Top of DATA FOR THE TASK

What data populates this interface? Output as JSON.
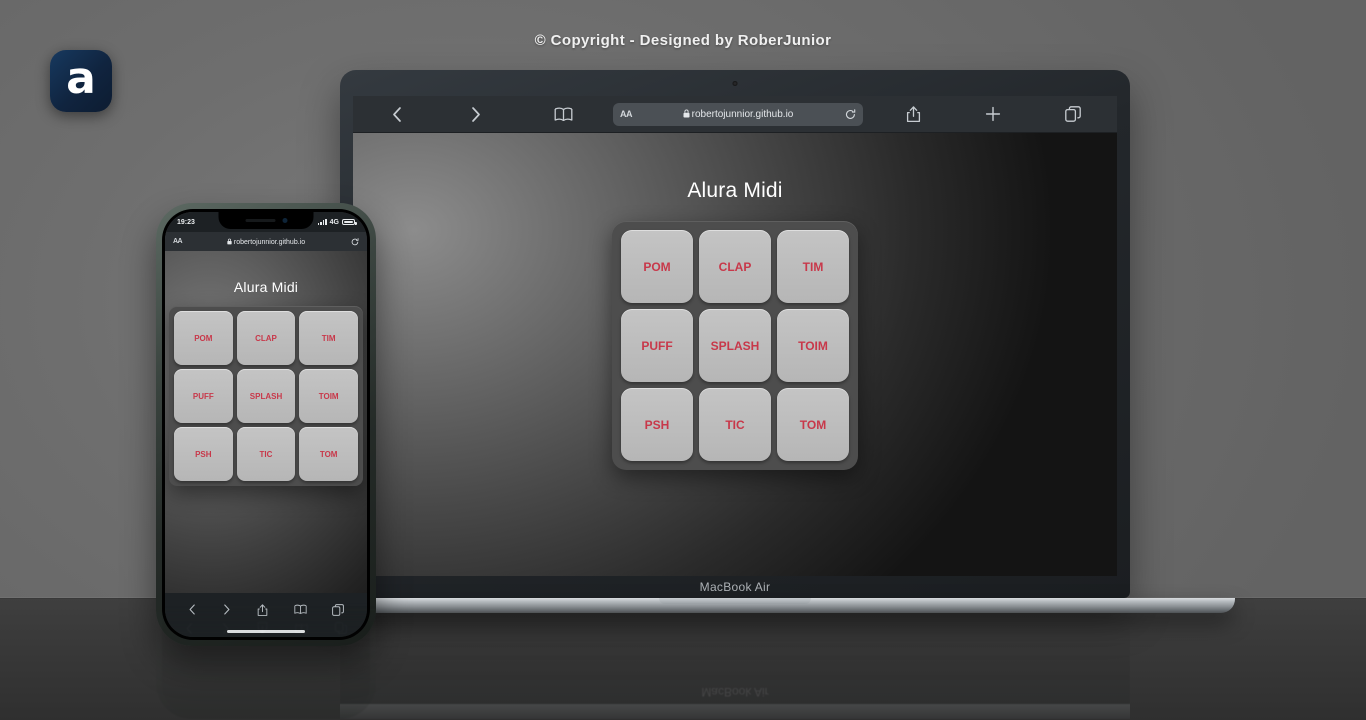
{
  "page": {
    "copyright": "© Copyright - Designed by RoberJunior",
    "background_color": "#6e6e6e",
    "floor_color": "#3a3a3a"
  },
  "logo": {
    "name": "alura-logo",
    "glyph": "a",
    "background_color": "#10243f",
    "glyph_color": "#ffffff"
  },
  "laptop": {
    "device_label": "MacBook Air",
    "browser": {
      "back_icon": "chevron-left-icon",
      "forward_icon": "chevron-right-icon",
      "bookmarks_icon": "book-icon",
      "share_icon": "share-icon",
      "new_tab_icon": "plus-icon",
      "tabs_icon": "tabs-icon",
      "reload_icon": "reload-icon",
      "lock_icon": "lock-icon",
      "text_size_label": "AA",
      "url": "robertojunnior.github.io"
    },
    "app": {
      "title": "Alura Midi",
      "pads": [
        {
          "label": "POM"
        },
        {
          "label": "CLAP"
        },
        {
          "label": "TIM"
        },
        {
          "label": "PUFF"
        },
        {
          "label": "SPLASH"
        },
        {
          "label": "TOIM"
        },
        {
          "label": "PSH"
        },
        {
          "label": "TIC"
        },
        {
          "label": "TOM"
        }
      ],
      "pad_color": "#bcbcbc",
      "pad_text_color": "#c8384a",
      "board_color": "#4d4d4d",
      "title_color": "#ffffff"
    }
  },
  "phone": {
    "status": {
      "time": "19:23",
      "network": "4G",
      "signal_icon": "signal-bars-icon",
      "battery_icon": "battery-icon"
    },
    "browser": {
      "text_size_label": "AA",
      "lock_icon": "lock-icon",
      "url": "robertojunnior.github.io",
      "reload_icon": "reload-icon"
    },
    "toolbar": {
      "back_icon": "chevron-left-icon",
      "forward_icon": "chevron-right-icon",
      "share_icon": "share-icon",
      "bookmarks_icon": "book-icon",
      "tabs_icon": "tabs-icon"
    },
    "app": {
      "title": "Alura Midi",
      "pads": [
        {
          "label": "POM"
        },
        {
          "label": "CLAP"
        },
        {
          "label": "TIM"
        },
        {
          "label": "PUFF"
        },
        {
          "label": "SPLASH"
        },
        {
          "label": "TOIM"
        },
        {
          "label": "PSH"
        },
        {
          "label": "TIC"
        },
        {
          "label": "TOM"
        }
      ]
    }
  }
}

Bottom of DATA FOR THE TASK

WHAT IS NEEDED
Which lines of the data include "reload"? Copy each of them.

EXERCISE ANSWER
      "reload_icon": "reload-icon",
      "reload_icon": "reload-icon"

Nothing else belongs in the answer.